- _Required action_
Lines before the one containing "Decode this image" are left out; output the rest of the data exactly, through the final line.

- _Data_
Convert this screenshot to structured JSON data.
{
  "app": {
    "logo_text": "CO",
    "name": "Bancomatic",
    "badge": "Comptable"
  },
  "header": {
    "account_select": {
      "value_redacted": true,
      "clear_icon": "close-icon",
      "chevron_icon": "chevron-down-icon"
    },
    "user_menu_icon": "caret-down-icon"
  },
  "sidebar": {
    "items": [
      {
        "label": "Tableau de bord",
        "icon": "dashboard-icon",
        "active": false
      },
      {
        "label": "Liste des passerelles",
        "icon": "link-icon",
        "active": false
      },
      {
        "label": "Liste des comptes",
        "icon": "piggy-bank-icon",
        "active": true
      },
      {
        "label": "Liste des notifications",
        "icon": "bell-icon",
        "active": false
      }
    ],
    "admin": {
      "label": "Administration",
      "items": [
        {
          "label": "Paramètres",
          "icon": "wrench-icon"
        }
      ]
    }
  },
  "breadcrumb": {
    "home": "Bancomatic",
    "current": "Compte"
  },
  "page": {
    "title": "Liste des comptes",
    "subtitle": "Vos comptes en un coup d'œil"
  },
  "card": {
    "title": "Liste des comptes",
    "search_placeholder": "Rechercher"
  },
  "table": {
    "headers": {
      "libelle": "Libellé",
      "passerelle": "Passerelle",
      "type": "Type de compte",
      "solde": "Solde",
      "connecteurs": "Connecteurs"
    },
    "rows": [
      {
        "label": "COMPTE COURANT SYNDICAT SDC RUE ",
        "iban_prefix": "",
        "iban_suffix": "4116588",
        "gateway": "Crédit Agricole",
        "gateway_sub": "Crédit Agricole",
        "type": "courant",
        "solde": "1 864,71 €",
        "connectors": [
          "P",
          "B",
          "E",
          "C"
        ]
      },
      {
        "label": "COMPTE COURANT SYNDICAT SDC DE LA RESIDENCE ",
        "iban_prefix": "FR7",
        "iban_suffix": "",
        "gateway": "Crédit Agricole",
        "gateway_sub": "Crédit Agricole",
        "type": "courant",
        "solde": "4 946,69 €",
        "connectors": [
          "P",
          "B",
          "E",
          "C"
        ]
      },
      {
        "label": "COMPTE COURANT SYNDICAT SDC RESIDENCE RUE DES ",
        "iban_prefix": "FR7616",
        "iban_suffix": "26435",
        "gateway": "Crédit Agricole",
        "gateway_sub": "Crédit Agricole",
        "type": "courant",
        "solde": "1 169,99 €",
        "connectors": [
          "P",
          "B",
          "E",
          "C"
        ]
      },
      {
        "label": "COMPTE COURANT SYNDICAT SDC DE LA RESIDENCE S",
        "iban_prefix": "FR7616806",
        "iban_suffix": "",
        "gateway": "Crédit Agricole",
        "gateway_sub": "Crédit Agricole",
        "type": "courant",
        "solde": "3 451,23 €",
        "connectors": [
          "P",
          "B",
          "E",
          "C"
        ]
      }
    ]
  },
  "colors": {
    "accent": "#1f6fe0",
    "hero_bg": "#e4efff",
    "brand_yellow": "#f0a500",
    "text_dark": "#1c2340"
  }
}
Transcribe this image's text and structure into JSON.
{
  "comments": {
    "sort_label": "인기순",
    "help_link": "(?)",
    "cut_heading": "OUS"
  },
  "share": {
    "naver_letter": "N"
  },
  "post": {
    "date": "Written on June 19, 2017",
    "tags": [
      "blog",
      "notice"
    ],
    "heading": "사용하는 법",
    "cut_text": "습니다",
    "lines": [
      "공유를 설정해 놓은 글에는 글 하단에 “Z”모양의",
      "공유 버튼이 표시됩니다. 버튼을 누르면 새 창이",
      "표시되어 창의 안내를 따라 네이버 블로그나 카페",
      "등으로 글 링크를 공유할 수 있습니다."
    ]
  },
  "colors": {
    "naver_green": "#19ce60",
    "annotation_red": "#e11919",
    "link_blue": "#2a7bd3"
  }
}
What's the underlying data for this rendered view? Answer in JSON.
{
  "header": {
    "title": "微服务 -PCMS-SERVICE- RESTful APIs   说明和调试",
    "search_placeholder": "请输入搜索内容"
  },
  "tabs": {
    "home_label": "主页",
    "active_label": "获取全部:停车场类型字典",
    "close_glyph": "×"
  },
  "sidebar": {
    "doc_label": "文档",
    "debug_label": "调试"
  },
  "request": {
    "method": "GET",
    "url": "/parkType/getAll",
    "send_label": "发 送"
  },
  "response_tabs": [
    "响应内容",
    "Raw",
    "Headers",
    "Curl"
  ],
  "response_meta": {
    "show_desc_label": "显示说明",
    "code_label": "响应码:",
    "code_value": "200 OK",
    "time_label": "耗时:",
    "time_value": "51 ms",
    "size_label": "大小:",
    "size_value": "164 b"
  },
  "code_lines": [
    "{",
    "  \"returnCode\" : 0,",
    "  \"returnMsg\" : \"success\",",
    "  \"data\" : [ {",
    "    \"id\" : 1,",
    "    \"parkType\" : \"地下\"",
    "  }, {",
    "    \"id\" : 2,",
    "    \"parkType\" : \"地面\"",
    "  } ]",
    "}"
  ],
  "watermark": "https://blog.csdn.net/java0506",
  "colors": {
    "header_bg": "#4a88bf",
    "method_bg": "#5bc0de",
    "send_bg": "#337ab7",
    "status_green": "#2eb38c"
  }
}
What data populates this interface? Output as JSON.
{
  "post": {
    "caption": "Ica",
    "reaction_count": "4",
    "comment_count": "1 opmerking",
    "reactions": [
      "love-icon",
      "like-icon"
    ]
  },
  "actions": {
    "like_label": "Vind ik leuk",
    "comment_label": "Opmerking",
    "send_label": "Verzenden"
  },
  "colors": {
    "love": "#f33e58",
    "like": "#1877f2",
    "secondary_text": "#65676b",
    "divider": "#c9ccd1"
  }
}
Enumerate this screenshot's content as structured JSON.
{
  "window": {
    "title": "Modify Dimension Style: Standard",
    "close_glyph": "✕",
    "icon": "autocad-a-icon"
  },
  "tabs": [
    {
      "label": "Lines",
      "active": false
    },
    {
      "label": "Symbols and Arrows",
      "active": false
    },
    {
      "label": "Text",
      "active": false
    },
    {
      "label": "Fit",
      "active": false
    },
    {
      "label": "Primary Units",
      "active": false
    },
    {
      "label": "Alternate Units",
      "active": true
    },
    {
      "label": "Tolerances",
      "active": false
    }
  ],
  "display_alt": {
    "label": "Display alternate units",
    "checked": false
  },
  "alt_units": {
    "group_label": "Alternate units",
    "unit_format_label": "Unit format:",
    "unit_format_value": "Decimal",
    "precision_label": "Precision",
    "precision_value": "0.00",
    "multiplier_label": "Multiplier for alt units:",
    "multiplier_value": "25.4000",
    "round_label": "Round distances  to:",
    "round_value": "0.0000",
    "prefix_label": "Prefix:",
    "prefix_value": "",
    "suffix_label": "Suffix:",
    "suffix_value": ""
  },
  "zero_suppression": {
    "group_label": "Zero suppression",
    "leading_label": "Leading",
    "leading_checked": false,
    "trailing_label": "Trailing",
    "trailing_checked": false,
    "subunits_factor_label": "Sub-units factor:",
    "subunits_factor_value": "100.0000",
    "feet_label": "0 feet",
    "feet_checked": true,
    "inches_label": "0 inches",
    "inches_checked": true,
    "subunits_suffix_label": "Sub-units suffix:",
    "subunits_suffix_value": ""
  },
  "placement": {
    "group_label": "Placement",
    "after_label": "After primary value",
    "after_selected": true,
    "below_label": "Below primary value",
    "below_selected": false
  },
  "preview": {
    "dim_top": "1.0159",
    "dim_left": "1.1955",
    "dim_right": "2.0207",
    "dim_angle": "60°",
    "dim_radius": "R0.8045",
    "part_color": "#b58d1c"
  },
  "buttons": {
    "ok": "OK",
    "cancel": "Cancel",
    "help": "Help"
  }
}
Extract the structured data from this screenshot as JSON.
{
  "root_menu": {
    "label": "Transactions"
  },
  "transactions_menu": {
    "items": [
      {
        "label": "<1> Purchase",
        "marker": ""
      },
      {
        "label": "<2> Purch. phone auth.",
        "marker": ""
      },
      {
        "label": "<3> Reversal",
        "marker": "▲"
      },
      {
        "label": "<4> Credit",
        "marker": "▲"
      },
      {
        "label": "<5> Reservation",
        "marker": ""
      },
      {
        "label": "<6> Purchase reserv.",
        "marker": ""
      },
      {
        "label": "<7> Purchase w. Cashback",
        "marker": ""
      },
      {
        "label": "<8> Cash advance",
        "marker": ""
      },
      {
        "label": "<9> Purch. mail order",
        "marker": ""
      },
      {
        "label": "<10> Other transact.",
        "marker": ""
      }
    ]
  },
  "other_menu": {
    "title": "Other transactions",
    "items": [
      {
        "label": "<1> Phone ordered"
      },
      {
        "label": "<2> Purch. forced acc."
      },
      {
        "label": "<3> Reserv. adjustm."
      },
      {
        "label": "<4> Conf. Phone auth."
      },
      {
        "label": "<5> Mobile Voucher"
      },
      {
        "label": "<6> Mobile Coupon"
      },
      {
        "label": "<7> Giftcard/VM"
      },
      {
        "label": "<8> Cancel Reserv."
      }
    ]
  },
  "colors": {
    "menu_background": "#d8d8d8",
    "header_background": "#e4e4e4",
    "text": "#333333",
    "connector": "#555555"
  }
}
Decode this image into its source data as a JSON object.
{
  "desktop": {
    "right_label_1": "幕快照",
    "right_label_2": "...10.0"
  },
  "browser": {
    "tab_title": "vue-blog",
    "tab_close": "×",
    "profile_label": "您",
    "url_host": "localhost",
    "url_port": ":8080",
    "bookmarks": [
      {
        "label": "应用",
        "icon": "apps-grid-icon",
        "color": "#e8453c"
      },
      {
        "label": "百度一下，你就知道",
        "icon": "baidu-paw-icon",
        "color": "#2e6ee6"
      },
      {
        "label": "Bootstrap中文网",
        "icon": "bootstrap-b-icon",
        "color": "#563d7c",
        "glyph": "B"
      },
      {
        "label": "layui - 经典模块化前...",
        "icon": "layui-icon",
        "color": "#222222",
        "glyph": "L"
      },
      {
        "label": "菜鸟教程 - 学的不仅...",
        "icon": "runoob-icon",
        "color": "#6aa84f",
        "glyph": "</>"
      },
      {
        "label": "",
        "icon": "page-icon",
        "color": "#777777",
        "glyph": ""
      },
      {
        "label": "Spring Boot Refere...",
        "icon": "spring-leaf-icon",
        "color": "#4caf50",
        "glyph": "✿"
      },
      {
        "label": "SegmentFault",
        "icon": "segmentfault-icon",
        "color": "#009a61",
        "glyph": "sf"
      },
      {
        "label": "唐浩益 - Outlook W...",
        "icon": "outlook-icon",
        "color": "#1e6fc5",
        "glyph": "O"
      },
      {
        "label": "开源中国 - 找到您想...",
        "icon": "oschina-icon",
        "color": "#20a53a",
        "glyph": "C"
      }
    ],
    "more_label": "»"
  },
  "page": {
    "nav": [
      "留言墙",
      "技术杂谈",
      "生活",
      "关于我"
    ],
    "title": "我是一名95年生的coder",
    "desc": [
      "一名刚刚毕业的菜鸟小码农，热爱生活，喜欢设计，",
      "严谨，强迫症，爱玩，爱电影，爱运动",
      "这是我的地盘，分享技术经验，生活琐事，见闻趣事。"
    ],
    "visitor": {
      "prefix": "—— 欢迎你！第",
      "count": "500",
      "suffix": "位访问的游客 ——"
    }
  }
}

- _Response to this task_
Decode this image into its source data as a JSON object.
{
  "desktop": {
    "right_label_1": "幕快照",
    "right_label_2": "...10.0"
  },
  "browser": {
    "tab_title": "vue-blog",
    "tab_close": "×",
    "profile_label": "您",
    "url_host": "localhost",
    "url_port": ":8080",
    "bookmarks": [
      {
        "label": "应用",
        "icon": "apps-grid-icon",
        "color": "#e8453c"
      },
      {
        "label": "百度一下，你就知道",
        "icon": "baidu-paw-icon",
        "color": "#2e6ee6"
      },
      {
        "label": "Bootstrap中文网",
        "icon": "bootstrap-b-icon",
        "color": "#563d7c",
        "glyph": "B"
      },
      {
        "label": "layui - 经典模块化前...",
        "icon": "layui-icon",
        "color": "#222222",
        "glyph": "L"
      },
      {
        "label": "菜鸟教程 - 学的不仅...",
        "icon": "runoob-icon",
        "color": "#6aa84f",
        "glyph": "</>"
      },
      {
        "label": "",
        "icon": "page-icon",
        "color": "#777777",
        "glyph": ""
      },
      {
        "label": "Spring Boot Refere...",
        "icon": "spring-leaf-icon",
        "color": "#4caf50",
        "glyph": "✿"
      },
      {
        "label": "SegmentFault",
        "icon": "segmentfault-icon",
        "color": "#009a61",
        "glyph": "sf"
      },
      {
        "label": "唐浩益 - Outlook W...",
        "icon": "outlook-icon",
        "color": "#1e6fc5",
        "glyph": "O"
      },
      {
        "label": "开源中国 - 找到您想...",
        "icon": "oschina-icon",
        "color": "#20a53a",
        "glyph": "C"
      }
    ],
    "more_label": "»"
  },
  "page": {
    "nav": [
      "留言墙",
      "技术杂谈",
      "生活",
      "关于我"
    ],
    "title": "我是一名95年生的coder",
    "desc": [
      "一名刚刚毕业的菜鸟小码农，热爱生活，喜欢设计，",
      "严谨，强迫症，爱玩，爱电影，爱运动",
      "这是我的地盘，分享技术经验，生活琐事，见闻趣事。"
    ],
    "visitor": {
      "prefix": "—— 欢迎你！第",
      "count": "500",
      "suffix": "位访问的游客 ——"
    }
  }
}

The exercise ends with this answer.